have me. Seb. Why I your purse?
Ant. Haply, your eye shall light upon some toy
Seb. I'll be your purse-bearer, and leave you for
Ant. To the Elephant.-
I do remember.
Enter OLIVIA and MARIA. Oli. I have sent after him : He says, he'll come 16; How shall I feast him ? what bestow on him' For youth is bought more oft, than begg'd, or bor
row'd. I speak too loud.
Where is Malvolio ?-he is sad, and civil,
He's coming, madam ;
Oli. Why, what's the matter ? does he rave?
Oli, Go call him hither.-I'm as mad as he,
Enter Malvolio. How now, Malvolio?
Mal. Sweet lady, ho, ho. [Smiles fantastically,
Oli. Smil'st thou ?
Mal. Sad, lady? I could be sad: This does make some obstruction in the blood, this cross-gartering; But what of that? if it please the eye of one, it is with me as the very true sonnet is : Please one, and
Oli. Why, how dost thou, man? what is the matter with thee?
Mal. Not black in my mind, though yellow in my legs : It did come to his hands, and commands shall be executed. I think, we do know the sweet Roman hand,
Oli. Wilt thou go to bed, Malvolio?
Mal. To bed ? ay, sweet-heart; and I'll come to thee.
Oli. God comfort thee! Why dost thou smile so, and kiss thy hand so oft ?

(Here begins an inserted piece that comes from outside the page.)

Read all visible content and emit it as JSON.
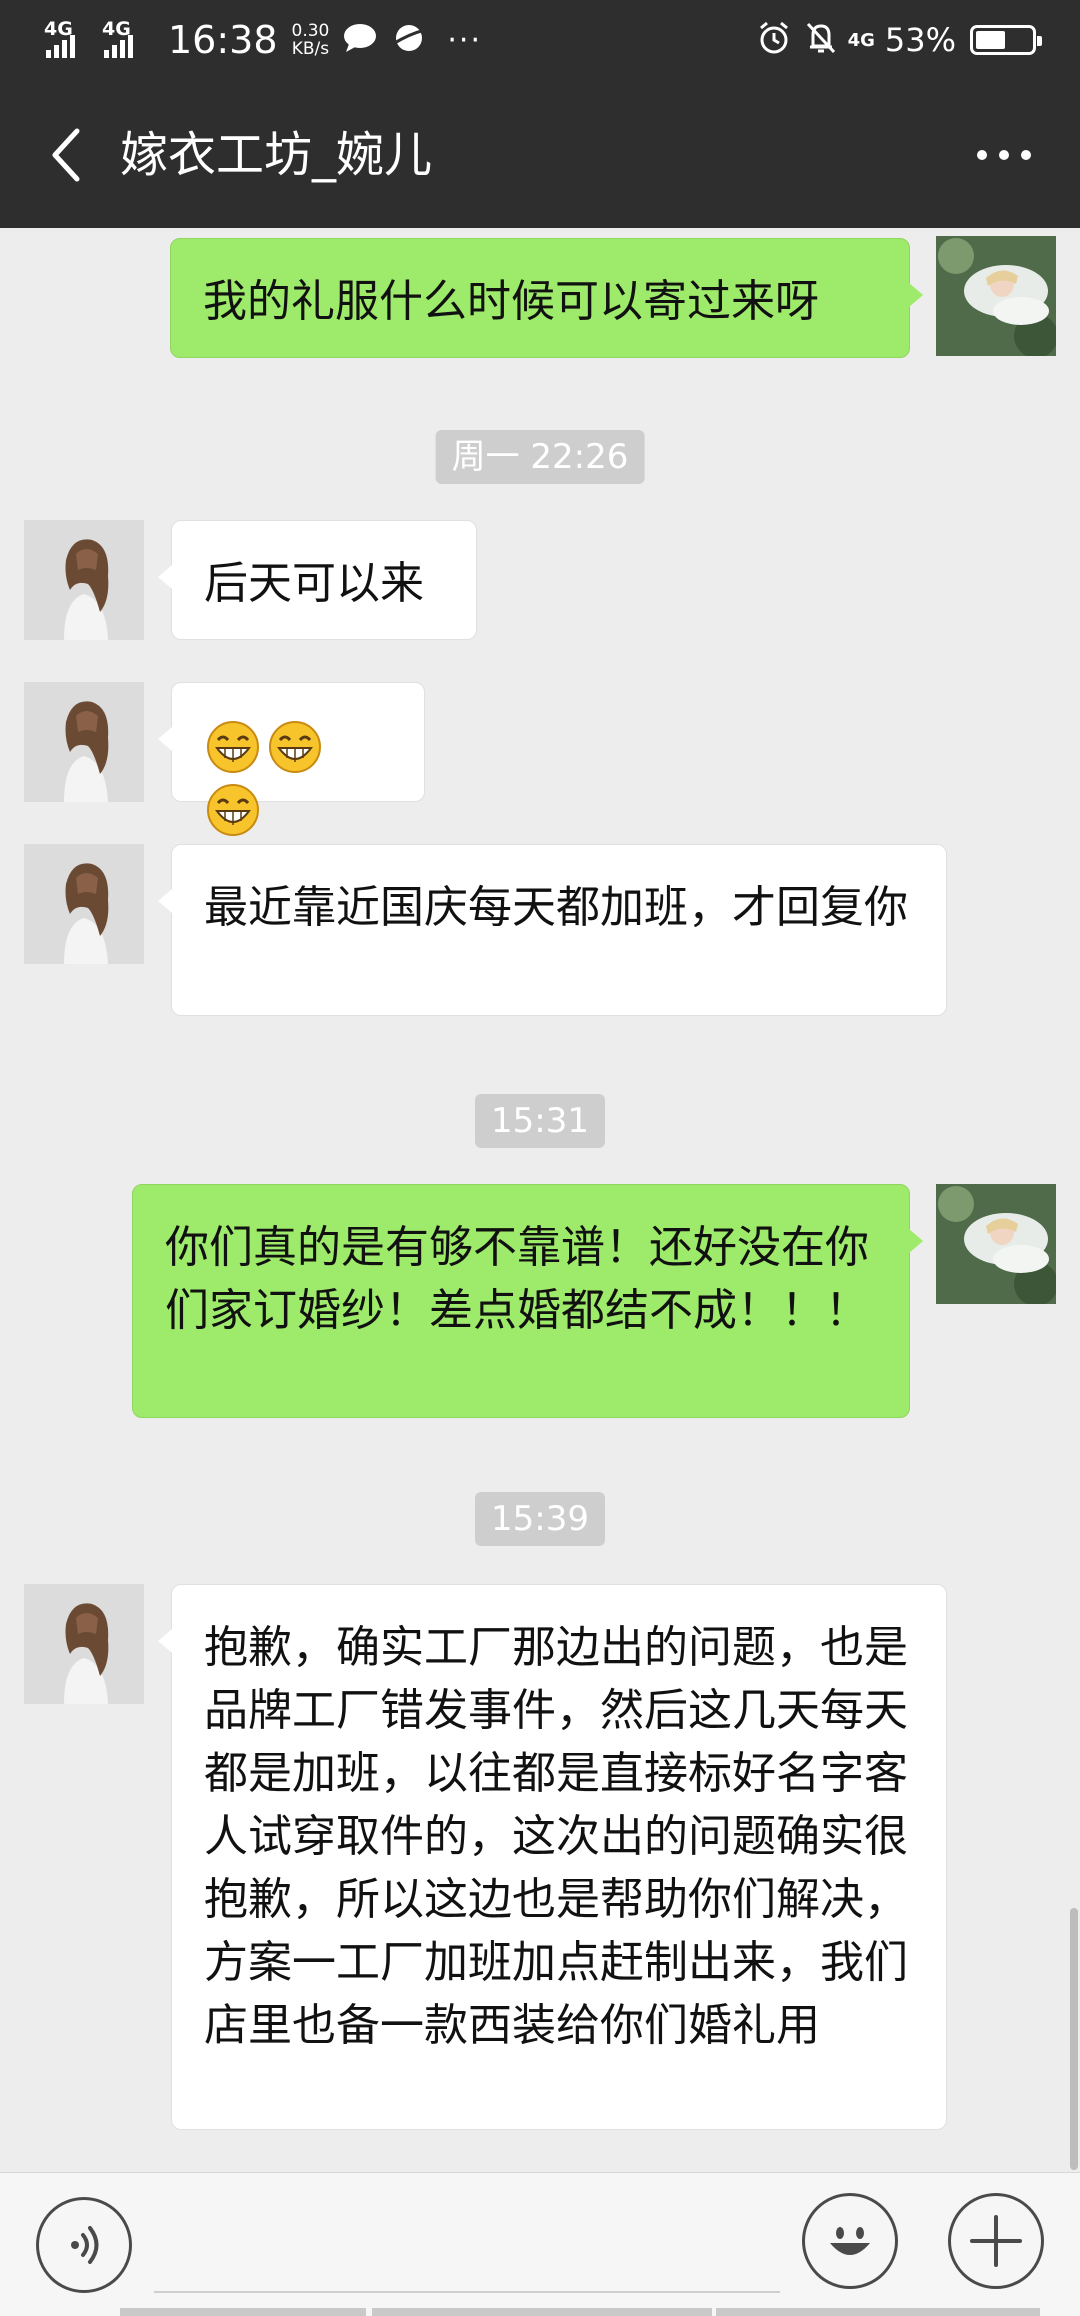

Mar. How do you, Malvolio?
Mal. At your request ? Yes; Nightingales answer daws.
Mar. Why appear you with this ridiculous boldness before my lady?

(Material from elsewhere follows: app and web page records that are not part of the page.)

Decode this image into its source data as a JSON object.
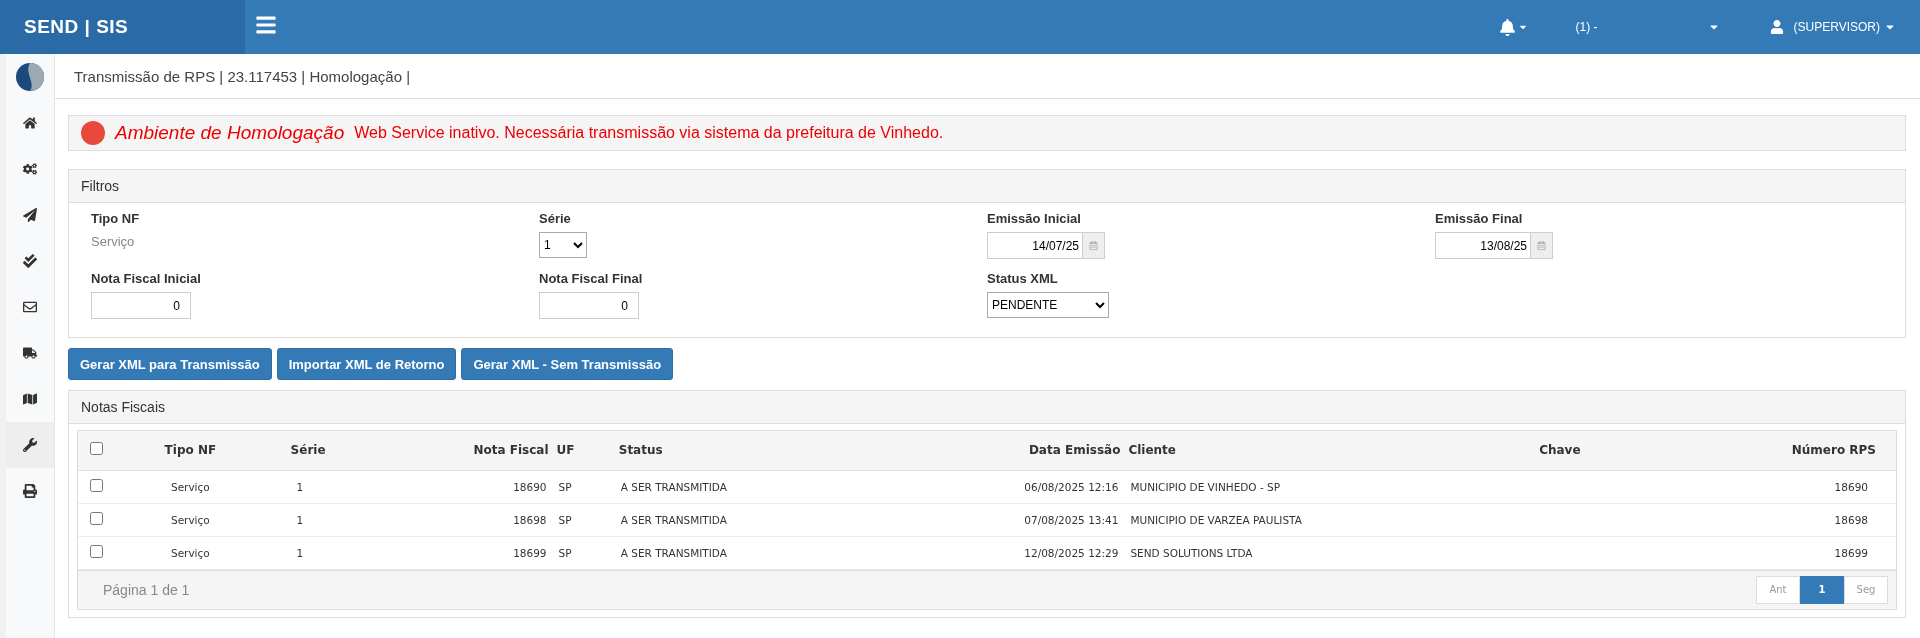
{
  "topbar": {
    "brand": "SEND | SIS",
    "company": "(1) -",
    "user": "(SUPERVISOR)"
  },
  "sidebar": {
    "items": [
      {
        "selected": false
      },
      {
        "selected": false
      },
      {
        "selected": false
      },
      {
        "selected": false
      },
      {
        "selected": false
      },
      {
        "selected": false
      },
      {
        "selected": false
      },
      {
        "selected": true
      },
      {
        "selected": false
      }
    ]
  },
  "breadcrumb": "Transmissão de RPS | 23.117453 | Homologação |",
  "alert": {
    "title": "Ambiente de Homologação",
    "message": "Web Service inativo. Necessária transmissão via sistema da prefeitura de Vinhedo."
  },
  "filters": {
    "title": "Filtros",
    "fields": [
      {
        "kind": "static",
        "label": "Tipo NF",
        "value": "Serviço"
      },
      {
        "kind": "select",
        "label": "Série",
        "value": "1"
      },
      {
        "kind": "date",
        "label": "Emissão Inicial",
        "value": "14/07/25"
      },
      {
        "kind": "date",
        "label": "Emissão Final",
        "value": "13/08/25"
      },
      {
        "kind": "number",
        "label": "Nota Fiscal Inicial",
        "value": "0"
      },
      {
        "kind": "number",
        "label": "Nota Fiscal Final",
        "value": "0"
      },
      {
        "kind": "select",
        "label": "Status XML",
        "value": "PENDENTE"
      }
    ]
  },
  "actions": [
    "Gerar XML para Transmissão",
    "Importar XML de Retorno",
    "Gerar XML - Sem Transmissão"
  ],
  "table": {
    "title": "Notas Fiscais",
    "select_all_checked": false,
    "columns": [
      "Tipo NF",
      "Série",
      "Nota Fiscal",
      "UF",
      "Status",
      "Data Emissão",
      "Cliente",
      "Chave",
      "Número RPS"
    ],
    "rows": [
      {
        "checked": false,
        "cells": [
          "Serviço",
          "1",
          "18690",
          "SP",
          "A SER TRANSMITIDA",
          "06/08/2025 12:16",
          "MUNICIPIO DE VINHEDO - SP",
          "",
          "18690"
        ]
      },
      {
        "checked": false,
        "cells": [
          "Serviço",
          "1",
          "18698",
          "SP",
          "A SER TRANSMITIDA",
          "07/08/2025 13:41",
          "MUNICIPIO DE VARZEA PAULISTA",
          "",
          "18698"
        ]
      },
      {
        "checked": false,
        "cells": [
          "Serviço",
          "1",
          "18699",
          "SP",
          "A SER TRANSMITIDA",
          "12/08/2025 12:29",
          "SEND SOLUTIONS LTDA",
          "",
          "18699"
        ]
      }
    ],
    "page_info": "Página 1 de 1",
    "pagination": [
      {
        "label": "Ant",
        "selected": false,
        "disabled": true
      },
      {
        "label": "1",
        "selected": true,
        "disabled": false
      },
      {
        "label": "Seg",
        "selected": false,
        "disabled": true
      }
    ]
  }
}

Mal. Be not afraid of greatness : -'Twas well writ.
them. Oli. Heaven restore thee !
Mal. Remember, who commended thy yellow stockings;
Oli. Thy yellow stockings?

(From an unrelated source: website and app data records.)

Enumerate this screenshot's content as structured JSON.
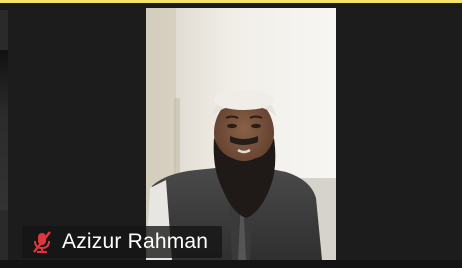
{
  "participant": {
    "name": "Azizur Rahman",
    "mic_state": "muted",
    "mic_icon": "mic-muted-icon"
  },
  "colors": {
    "active_speaker_highlight": "#f2e46a",
    "muted_icon": "#e0353a",
    "background": "#1a1a1a"
  }
}
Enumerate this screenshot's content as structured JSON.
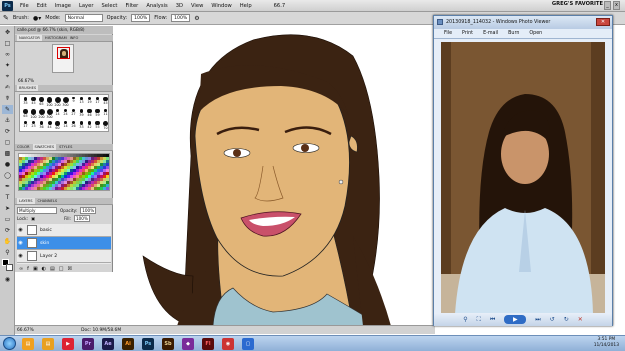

Mal. Go to: thou art made, if thou desirest to be SO;
Oli. Am I made ? . Mal. If not, let me see thee a servant still. Pli. Why, this is very midsummer madness 47.
Ser. Madam, the young gentleman of the count Orsino's is return'd; I could hardly entreat him back: he attends your ladyship's pleasure.
Oli. I'll come to him. [Erit Servant.] Good Maria, let this fellow be look'd to. Where's my cousin Toby? Let some of my people have a special care of him; I would not have him miscarry for the half of my dowry. [Ereunt Olivia and Maria,
Mal. Oh, ho! do you come near me now? no worse man than sir Toby to look to me? This concurs directly with the letter: she sends him on purpose, that I may appear stubborn to him ; for she incites me to that in the letter. Cast thy humble slough, says she; - be opposite with a kinsman, surly with servants,-let thy tongue tang with arguments of state,-put thyself into the trick of singularity; and, consequently, sets down the manner how; as, a sad face, a reverend carriage, a slow tongue, in the habit of some sir of note, and so forth. I have limed her; but it is Jove's doing, and Jove make me thankful! And, when she went away now, Let this fellow be look'd to: Fellow! not Malvolio, nor after my degree, but fellow. Why, every thing adheres together; that no dram of a scruple, no scruple of a scruple, no obstacle, no incredulous or unsafe circumstance,- What can be said? Nothing, that can be, can come between me and the full prospect of my hopes. Well, Jove, not I, is the doer of this, and he is to be thanked.